If the arbitral tribunal violates the law or regulations or unreasonably exercises its authority of clarification and causes imbalance of interests of the parties, would this be a ground to set aside the arbitral award in courts in PR China? There is no clear answer from the courts in PR China and the question continues to be debated.
On the one hand, Articles 58 and 70 of the PR China’s Arbitration Law set out an exhaustive list of grounds for setting aside a domestic arbitral award and a foreign-related arbitral award, respectively. That is to say, the people’s court can only set aside an arbitral award if one of these grounds is met. The arbitral tribunal’s improper exercise of a right of clarification is not expressly covered in those grounds. Court judgments issued by Chinese courts also show that improper clarification by the arbitral tribunal does not constitute a ground for setting aside the award per se.

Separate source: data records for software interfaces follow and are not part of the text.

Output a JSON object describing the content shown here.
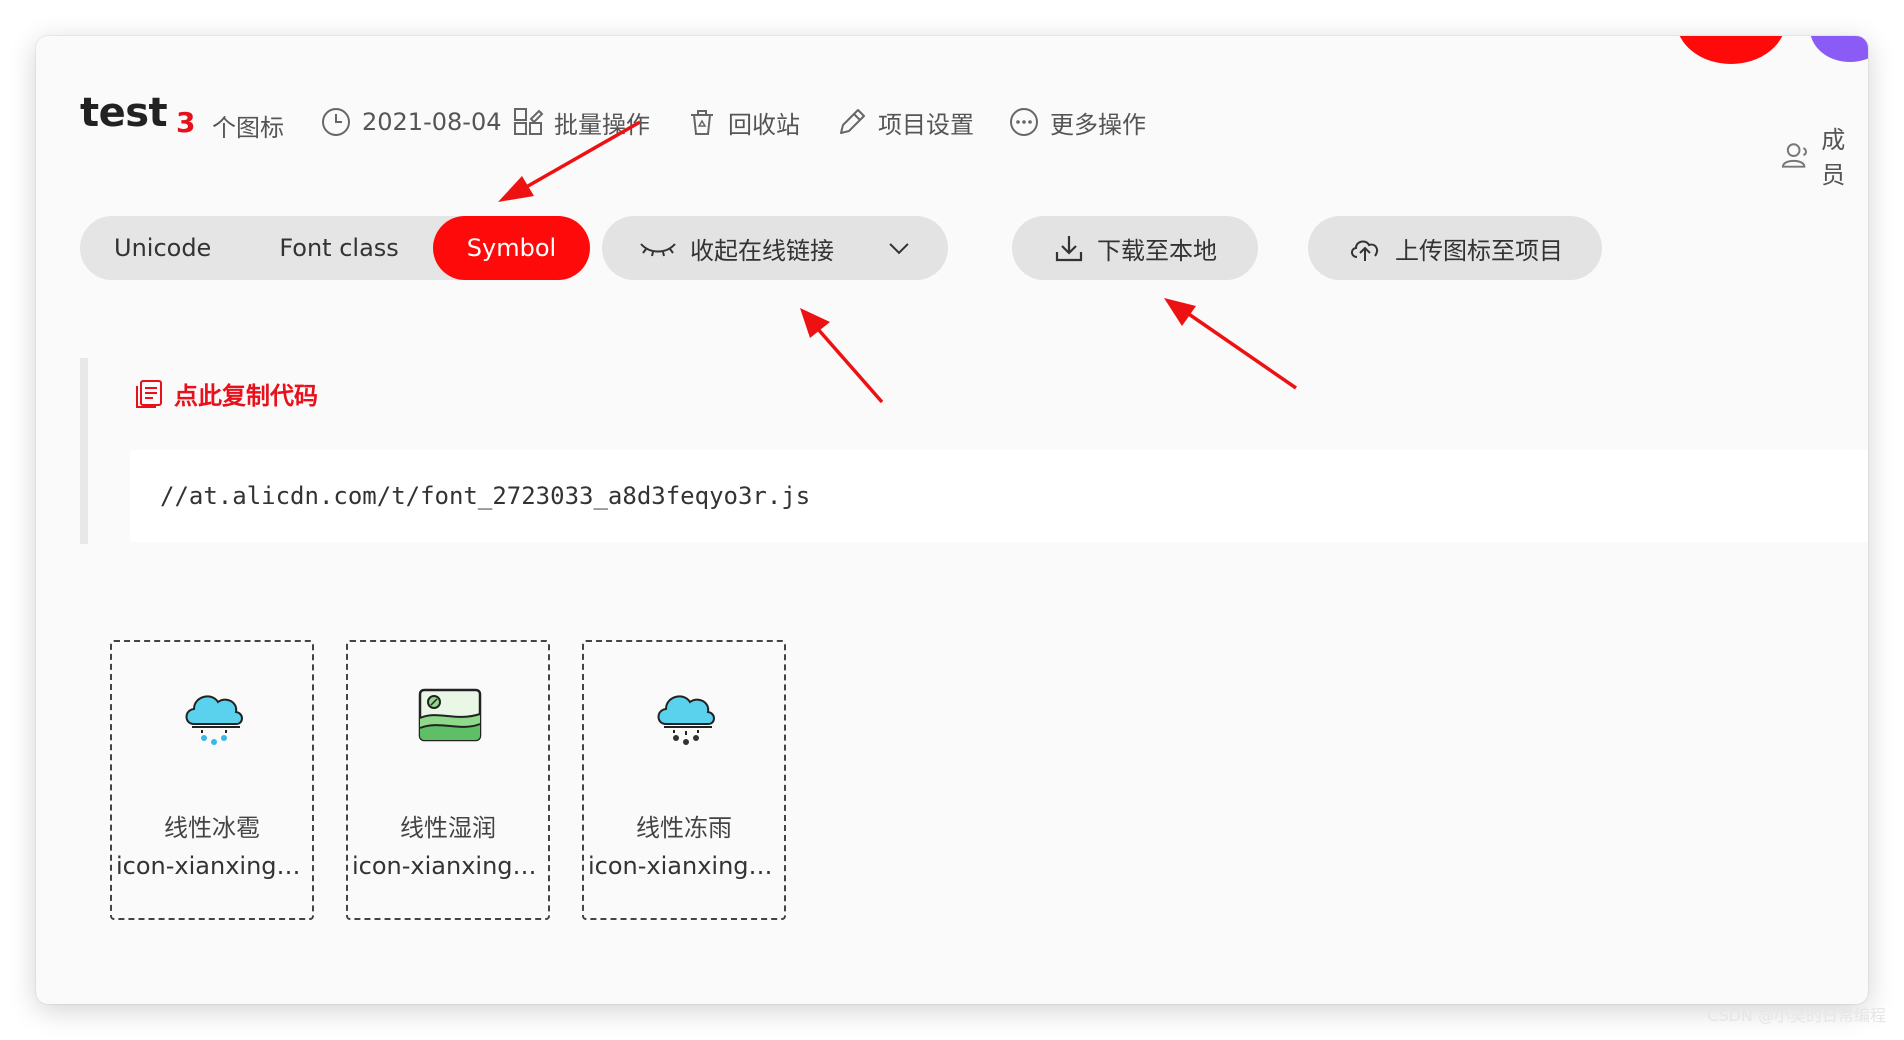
{
  "header": {
    "project_name": "test",
    "icon_count": "3",
    "icon_count_label": "个图标",
    "date": "2021-08-04",
    "batch_ops": "批量操作",
    "recycle_bin": "回收站",
    "project_settings": "项目设置",
    "more_ops": "更多操作",
    "members": "成员"
  },
  "tabs": [
    {
      "label": "Unicode",
      "active": false
    },
    {
      "label": "Font class",
      "active": false
    },
    {
      "label": "Symbol",
      "active": true
    }
  ],
  "actions": {
    "online_link": "收起在线链接",
    "download": "下载至本地",
    "upload": "上传图标至项目"
  },
  "code": {
    "copy_label": "点此复制代码",
    "url": "//at.alicdn.com/t/font_2723033_a8d3feqyo3r.js"
  },
  "icons": [
    {
      "name": "线性冰雹",
      "code": "icon-xianxingbin...",
      "glyph": "hail-cloud-icon"
    },
    {
      "name": "线性湿润",
      "code": "icon-xianxingshir...",
      "glyph": "landscape-icon"
    },
    {
      "name": "线性冻雨",
      "code": "icon-xianxingdon...",
      "glyph": "freezing-rain-cloud-icon"
    }
  ],
  "colors": {
    "accent": "#ff0a0a",
    "annotation_arrow": "#ee1111"
  },
  "watermark": "CSDN @小吴的日常编程"
}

For example, in the case of Chongqing Jiangdu Co., Ltd v. Cheng Jinhong, the arbitral tribunal held that the relevant facts of the partnership contract needed further clarification and that the issues concerning the nature and validity of the contract should be clarified. Therefore, the arbitral tribunal indicated to the parties that the partnership contract in dispute was “in name a partnership contract, but in reality a lending contract.” The arbitral tribunal granted the claimant a period of time to modify its request and supplement evidence. After the award was rendered, the respondent applied to the Chongqing First Intermediate People’s Court to set aside the award on the basis that, inter alia, clarification by the arbitral tribunal violated the law and common practice.
Chongqing First Intermediate People’s Court held that both the Arbitration Law of PRC and the arbitration rules were silent on the requirements and procedures for clarification. According to the court, whether and when to use clarification falls entirely within the scope of discretion of the arbitral tribunal and is not subject to judicial review by the court.
On the other hand, the award may be set aside if the court finds that the tribunal used clarification improperly and that this has amounted to a ground in Article 58 or 70 of the PR China’s Arbitration Law, such as violation of due process; the award rendered is outside the scope of the parties’ submission to arbitration; the arbitrator committed embezzlement, accepted bribes or conducted malpractice for personal benefits; or the arbitrator perverted the law.
For example, in the hypothetical sales contract case mentioned above, if the claimant insisted on its original claim but the tribunal nevertheless awarded damages, the award is very likely to be set aside for being outside the scope of the parties’ submission to arbitration.